(Problem to work on) Read through the listing below and copy each line in which the word "title" occurs.

(Data excerpts)
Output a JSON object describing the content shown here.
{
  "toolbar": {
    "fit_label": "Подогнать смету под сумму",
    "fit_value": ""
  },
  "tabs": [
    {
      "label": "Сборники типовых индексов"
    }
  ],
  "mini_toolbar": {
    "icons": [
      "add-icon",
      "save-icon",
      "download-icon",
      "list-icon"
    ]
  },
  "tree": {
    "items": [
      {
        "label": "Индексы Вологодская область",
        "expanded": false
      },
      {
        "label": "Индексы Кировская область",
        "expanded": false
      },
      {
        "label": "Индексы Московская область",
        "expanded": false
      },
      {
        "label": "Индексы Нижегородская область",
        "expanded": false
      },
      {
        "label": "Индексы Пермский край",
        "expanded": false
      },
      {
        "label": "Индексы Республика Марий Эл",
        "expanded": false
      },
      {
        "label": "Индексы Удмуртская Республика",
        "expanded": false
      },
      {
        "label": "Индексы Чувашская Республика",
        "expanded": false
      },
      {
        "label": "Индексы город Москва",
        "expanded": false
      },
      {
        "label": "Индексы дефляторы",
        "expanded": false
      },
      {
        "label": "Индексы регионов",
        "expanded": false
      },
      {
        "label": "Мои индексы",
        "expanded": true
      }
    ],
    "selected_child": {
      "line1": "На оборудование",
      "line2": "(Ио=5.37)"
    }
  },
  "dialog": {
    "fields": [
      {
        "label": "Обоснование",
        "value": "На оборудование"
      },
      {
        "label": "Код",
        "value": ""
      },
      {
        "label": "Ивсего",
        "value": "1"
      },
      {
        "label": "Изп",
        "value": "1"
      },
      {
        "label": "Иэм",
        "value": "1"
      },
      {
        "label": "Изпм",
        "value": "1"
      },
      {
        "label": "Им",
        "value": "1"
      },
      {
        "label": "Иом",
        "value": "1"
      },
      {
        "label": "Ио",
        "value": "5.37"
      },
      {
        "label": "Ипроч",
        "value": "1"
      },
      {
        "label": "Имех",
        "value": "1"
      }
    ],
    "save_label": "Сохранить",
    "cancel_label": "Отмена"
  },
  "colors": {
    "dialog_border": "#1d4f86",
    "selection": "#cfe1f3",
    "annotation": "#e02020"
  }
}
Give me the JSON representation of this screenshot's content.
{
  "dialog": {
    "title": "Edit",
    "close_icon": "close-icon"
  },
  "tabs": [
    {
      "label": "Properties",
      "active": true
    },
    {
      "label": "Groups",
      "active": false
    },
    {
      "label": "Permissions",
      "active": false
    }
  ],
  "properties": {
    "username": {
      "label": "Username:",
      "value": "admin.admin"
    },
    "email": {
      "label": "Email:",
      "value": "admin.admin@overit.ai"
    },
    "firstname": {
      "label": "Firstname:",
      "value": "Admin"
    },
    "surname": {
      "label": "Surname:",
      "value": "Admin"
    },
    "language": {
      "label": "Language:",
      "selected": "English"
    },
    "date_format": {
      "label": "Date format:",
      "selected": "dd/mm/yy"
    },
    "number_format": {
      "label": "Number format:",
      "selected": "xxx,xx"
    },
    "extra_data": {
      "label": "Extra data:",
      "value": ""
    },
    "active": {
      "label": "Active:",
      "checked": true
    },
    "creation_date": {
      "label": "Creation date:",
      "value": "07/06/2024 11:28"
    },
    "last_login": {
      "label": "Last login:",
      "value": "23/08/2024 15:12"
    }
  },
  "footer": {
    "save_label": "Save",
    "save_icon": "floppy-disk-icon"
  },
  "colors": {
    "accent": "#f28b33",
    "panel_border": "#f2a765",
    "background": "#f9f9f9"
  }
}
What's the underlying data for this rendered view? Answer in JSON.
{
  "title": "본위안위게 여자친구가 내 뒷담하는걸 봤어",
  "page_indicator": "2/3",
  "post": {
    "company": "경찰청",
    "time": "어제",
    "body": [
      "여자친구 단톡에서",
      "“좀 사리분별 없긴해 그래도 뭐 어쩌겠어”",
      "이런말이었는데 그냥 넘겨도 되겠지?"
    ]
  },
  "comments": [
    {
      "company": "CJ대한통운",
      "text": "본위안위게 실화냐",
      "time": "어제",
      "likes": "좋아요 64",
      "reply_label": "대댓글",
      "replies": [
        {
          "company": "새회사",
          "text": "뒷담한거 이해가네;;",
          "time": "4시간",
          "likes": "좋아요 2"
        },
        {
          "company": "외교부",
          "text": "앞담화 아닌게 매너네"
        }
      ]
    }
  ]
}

(Answer for the task)
    "title": "Edit",
  "title": "본위안위게 여자친구가 내 뒷담하는걸 봤어",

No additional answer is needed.